What one person sees as an act of protection, for another, is an act of confinement.
We can find this dynamic within ourselves as well.
The Wisdom of Enneagram
The Enneagram is a tool for self awareness that describes 9 basic personality structures. It sees your personality as a collection of coping strategies – defence mechanisms that develop in order to keep yourself safe. Especially when we are children, at our most vulnerable, we need to learn how to protect ourselves in the world. We begin to create a tough outer layer to defend the tender parts of our truest selves.
And so Ones begin to perfect themselves, Twos start to shower others with care and kindness, Threes get busy, and so on. Each one of us believing that these strategies will keep us safe; will bring us love.
Nothing Is Inherently Wrong
What I have found to be so beautiful about working with the Enneagram is that this development process isn’t seen as something that has gone wrong, or that these protective layers are to be judged in any way.
It has been incredibly liberating to be introduced to the Enneagram’s perspective on human development where there is nothing inherently wrong. The structures of our Enneagram type, the ways that we have tried to protect ourselves are necessary, natural, and good.
There is beauty, love, and power at work in the formation of our personalities.
From Protection to Protest
Just as our choice to confine Izzy was rooted in love, it was still confining!
Even as our personality formation is essential and marked by love, these same traits and structures that have protected us can also begin to chafe. They begin to feel confining.
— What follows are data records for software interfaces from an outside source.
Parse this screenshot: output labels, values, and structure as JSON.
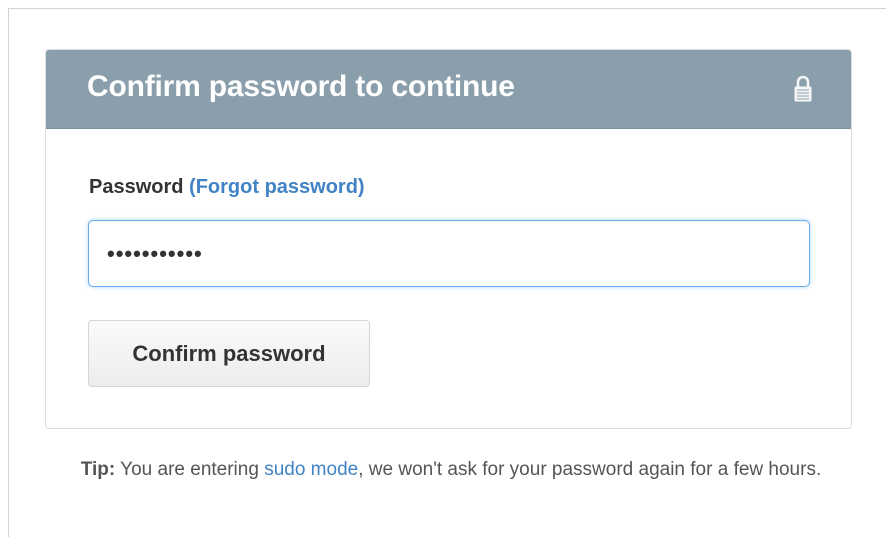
{
  "panel": {
    "title": "Confirm password to continue",
    "header_icon": "lock-icon",
    "header_bg_color": "#8a9eab"
  },
  "form": {
    "password_label": "Password",
    "forgot_link": "(Forgot password)",
    "password_value": "•••••••••••",
    "submit_label": "Confirm password"
  },
  "tip": {
    "label": "Tip:",
    "text_before": " You are entering ",
    "link": "sudo mode",
    "text_after": ", we won't ask for your password again for a few hours."
  },
  "colors": {
    "link": "#4183c4",
    "focus_border": "#66aff0"
  }
}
Like Izzy, I have found myself at the closed windows of my being, loudly protesting my confinement.
This is where meaningful work with the Enneagram really begins.
One of the purposes of learning about your Enneagram type is to begin to see these various coping strategies clearly, to notice when they become activated, and to develop the freedom to let these habitual patterns go.
I find my home at point Nine on the Enneagram. One of my primary coping strategies has been to numb out, dissociating from physical sensation and retreat into my daydreams.
For many years this was a necessary habit to keep me safe. But as I moved into adulthood, I began to realize how this numbness also was its own prison, and work with this limitation. My confinement is much clearer and more temporary than it used to be.
Letting Ourselves Be Outdoor Cats
We were a bit anxious when we ended Izzy’s confinement, but we do have some tools we use to keep her (and the birds) safe: a bright, rainbow clown collar and bell, neighbours who keep an eye out for her, and an early ‘bedtime’.
The Enneagram can provide these tools for each of our own processes by helping us to become acquainted with our unique confinement, and offering practices to help us feel supported as we risk venturing outside of our protective walls.
Curious? It won’t kill ya! Join us for a workshop to dive in: The Enneagram: Nine Journeys of the Soul on February 10 and 11. Registration here.
You can learn more about Tamara and her work on her website.